*** INPUT RECORDS ***

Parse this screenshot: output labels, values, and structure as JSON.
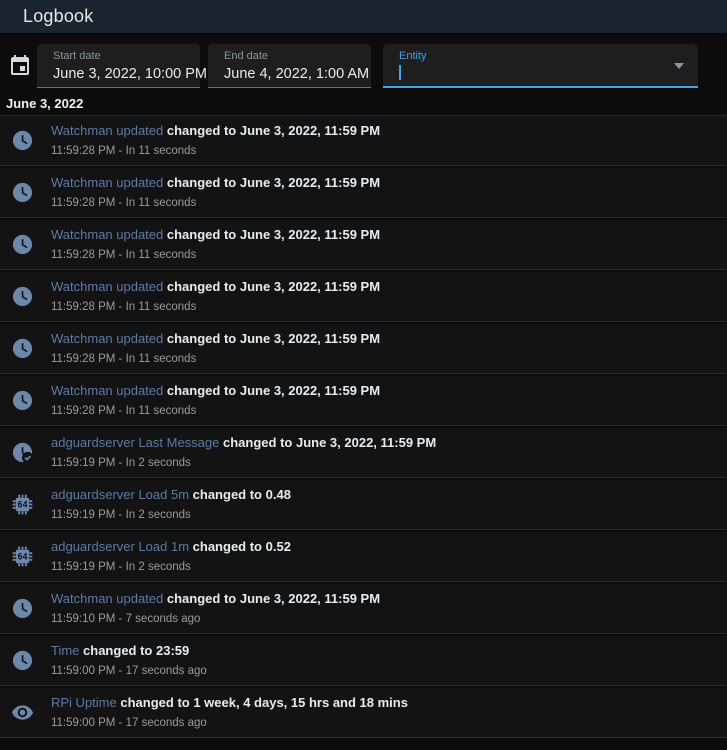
{
  "header": {
    "title": "Logbook"
  },
  "filters": {
    "start_date": {
      "label": "Start date",
      "value": "June 3, 2022, 10:00 PM"
    },
    "end_date": {
      "label": "End date",
      "value": "June 4, 2022, 1:00 AM"
    },
    "entity": {
      "label": "Entity",
      "value": ""
    }
  },
  "date_header": "June 3, 2022",
  "entries": [
    {
      "icon": "clock",
      "entity": "Watchman updated",
      "action": "changed to",
      "state": "June 3, 2022, 11:59 PM",
      "time": "11:59:28 PM",
      "relative": "In 11 seconds"
    },
    {
      "icon": "clock",
      "entity": "Watchman updated",
      "action": "changed to",
      "state": "June 3, 2022, 11:59 PM",
      "time": "11:59:28 PM",
      "relative": "In 11 seconds"
    },
    {
      "icon": "clock",
      "entity": "Watchman updated",
      "action": "changed to",
      "state": "June 3, 2022, 11:59 PM",
      "time": "11:59:28 PM",
      "relative": "In 11 seconds"
    },
    {
      "icon": "clock",
      "entity": "Watchman updated",
      "action": "changed to",
      "state": "June 3, 2022, 11:59 PM",
      "time": "11:59:28 PM",
      "relative": "In 11 seconds"
    },
    {
      "icon": "clock",
      "entity": "Watchman updated",
      "action": "changed to",
      "state": "June 3, 2022, 11:59 PM",
      "time": "11:59:28 PM",
      "relative": "In 11 seconds"
    },
    {
      "icon": "clock",
      "entity": "Watchman updated",
      "action": "changed to",
      "state": "June 3, 2022, 11:59 PM",
      "time": "11:59:28 PM",
      "relative": "In 11 seconds"
    },
    {
      "icon": "clock-check",
      "entity": "adguardserver Last Message",
      "action": "changed to",
      "state": "June 3, 2022, 11:59 PM",
      "time": "11:59:19 PM",
      "relative": "In 2 seconds"
    },
    {
      "icon": "cpu-64-bit",
      "entity": "adguardserver Load 5m",
      "action": "changed to",
      "state": "0.48",
      "time": "11:59:19 PM",
      "relative": "In 2 seconds"
    },
    {
      "icon": "cpu-64-bit",
      "entity": "adguardserver Load 1m",
      "action": "changed to",
      "state": "0.52",
      "time": "11:59:19 PM",
      "relative": "In 2 seconds"
    },
    {
      "icon": "clock",
      "entity": "Watchman updated",
      "action": "changed to",
      "state": "June 3, 2022, 11:59 PM",
      "time": "11:59:10 PM",
      "relative": "7 seconds ago"
    },
    {
      "icon": "clock",
      "entity": "Time",
      "action": "changed to",
      "state": "23:59",
      "time": "11:59:00 PM",
      "relative": "17 seconds ago"
    },
    {
      "icon": "eye",
      "entity": "RPi Uptime",
      "action": "changed to",
      "state": "1 week, 4 days, 15 hrs and 18 mins",
      "time": "11:59:00 PM",
      "relative": "17 seconds ago"
    }
  ],
  "time_separator": " - ",
  "colors": {
    "header_background": "#1a242e",
    "page_background": "#0c0c0c",
    "row_background": "#131313",
    "accent_blue": "#41a4eb",
    "entity_link_blue": "#5d7ba3",
    "icon_blue": "#6d88ac",
    "timestamp_gray": "#9b9b9b"
  }
}
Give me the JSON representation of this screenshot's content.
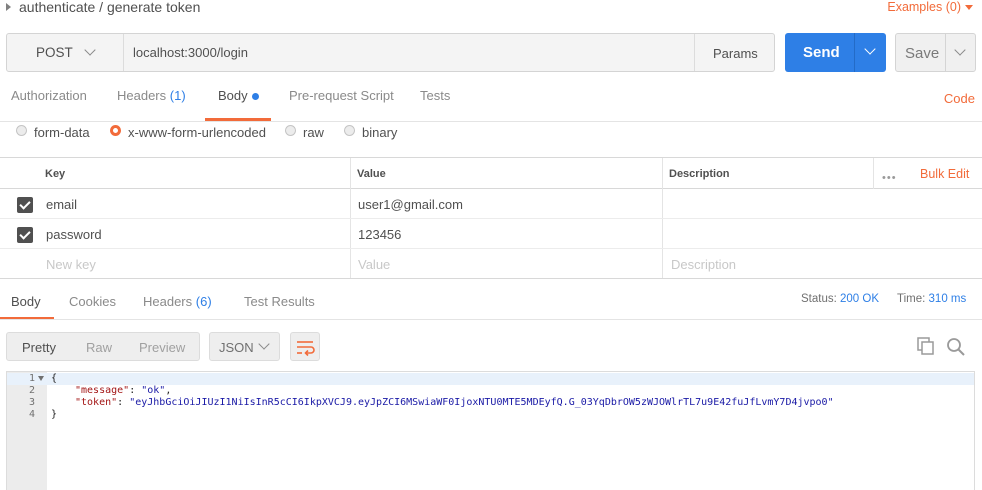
{
  "header": {
    "title": "authenticate / generate token",
    "examples_label": "Examples (0)"
  },
  "request": {
    "method": "POST",
    "url": "localhost:3000/login",
    "params_label": "Params",
    "send_label": "Send",
    "save_label": "Save"
  },
  "request_tabs": {
    "authorization": "Authorization",
    "headers": "Headers",
    "headers_count": "(1)",
    "body": "Body",
    "prerequest": "Pre-request Script",
    "tests": "Tests",
    "code": "Code"
  },
  "body_types": {
    "form_data": "form-data",
    "urlencoded": "x-www-form-urlencoded",
    "raw": "raw",
    "binary": "binary",
    "selected": "x-www-form-urlencoded"
  },
  "kv_table": {
    "headers": {
      "key": "Key",
      "value": "Value",
      "description": "Description"
    },
    "more_label": "•••",
    "bulk_edit": "Bulk Edit",
    "rows": [
      {
        "checked": true,
        "key": "email",
        "value": "user1@gmail.com",
        "description": ""
      },
      {
        "checked": true,
        "key": "password",
        "value": "123456",
        "description": ""
      }
    ],
    "placeholders": {
      "key": "New key",
      "value": "Value",
      "description": "Description"
    }
  },
  "response_tabs": {
    "body": "Body",
    "cookies": "Cookies",
    "headers": "Headers",
    "headers_count": "(6)",
    "test_results": "Test Results",
    "status_label": "Status:",
    "status_value": "200 OK",
    "time_label": "Time:",
    "time_value": "310 ms"
  },
  "response_view": {
    "pretty": "Pretty",
    "raw": "Raw",
    "preview": "Preview",
    "format": "JSON"
  },
  "response_body": {
    "lines": [
      {
        "num": "1",
        "open": "{"
      },
      {
        "num": "2",
        "key": "\"message\"",
        "value": "\"ok\"",
        "sep": ": ",
        "end": ","
      },
      {
        "num": "3",
        "key": "\"token\"",
        "value": "\"eyJhbGciOiJIUzI1NiIsInR5cCI6IkpXVCJ9.eyJpZCI6MSwiaWF0IjoxNTU0MTE5MDEyfQ.G_03YqDbrOW5zWJOWlrTL7u9E42fuJfLvmY7D4jvpo0\"",
        "sep": ": ",
        "end": ""
      },
      {
        "num": "4",
        "close": "}"
      }
    ]
  },
  "colors": {
    "accent": "#f26b3a",
    "primary": "#2e7fe6"
  }
}
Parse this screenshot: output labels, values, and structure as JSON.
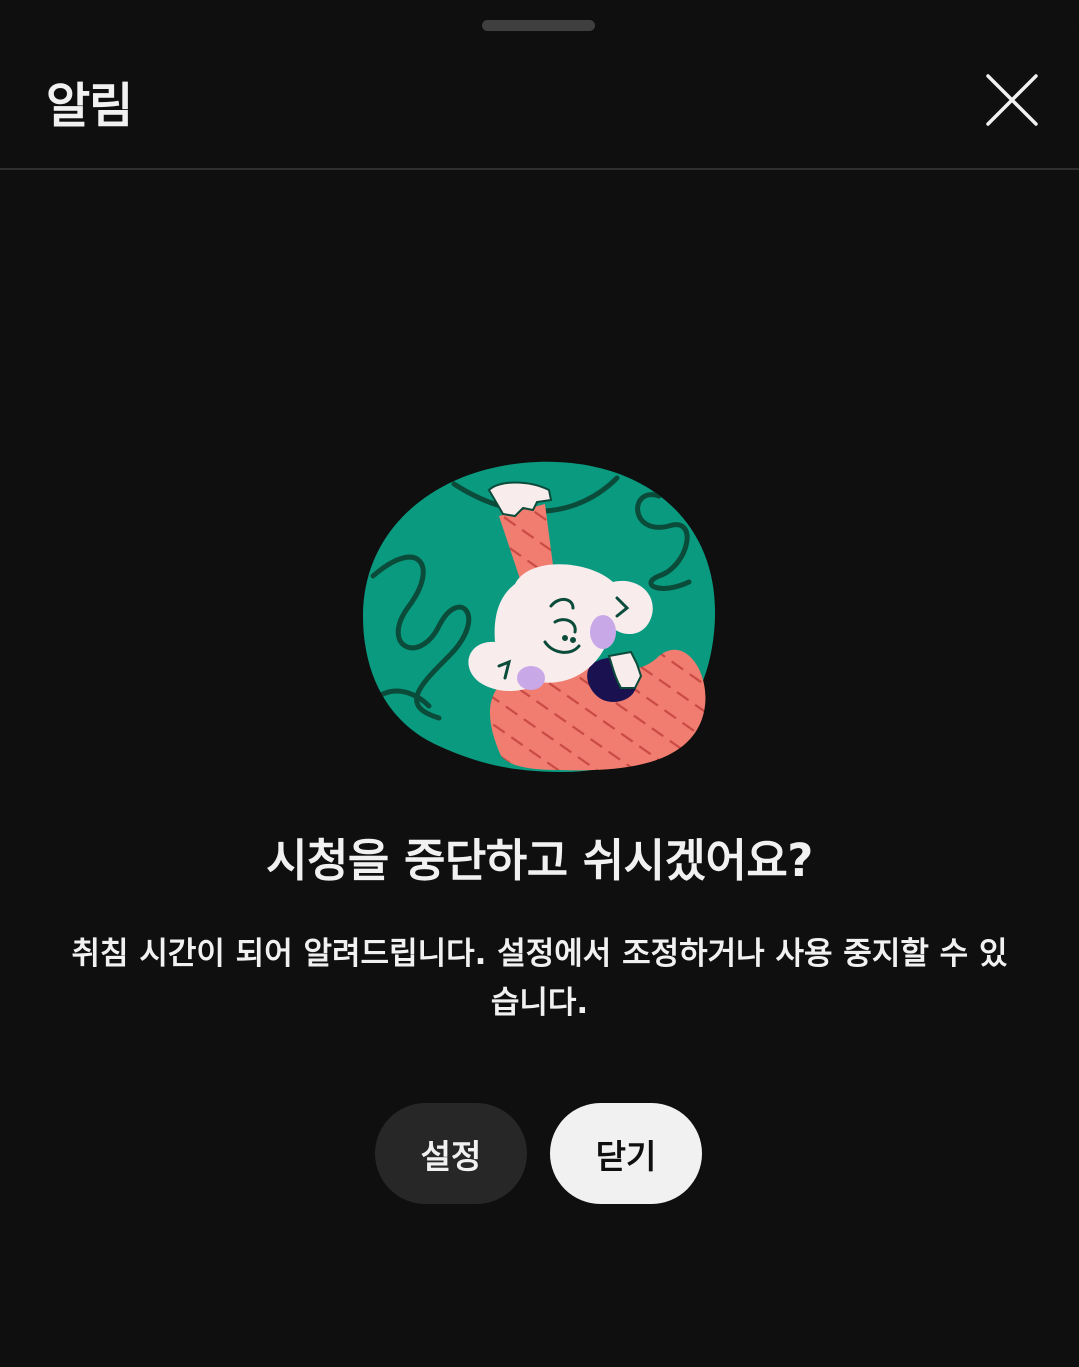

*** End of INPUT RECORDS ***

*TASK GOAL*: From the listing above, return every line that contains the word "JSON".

*RESPONSE BELOW*:
Parse this screenshot: output labels, values, and structure as JSON.
Give me the JSON representation of this screenshot's content.
    "format": "JSON"
Parse this screenshot: output labels, values, and structure as JSON.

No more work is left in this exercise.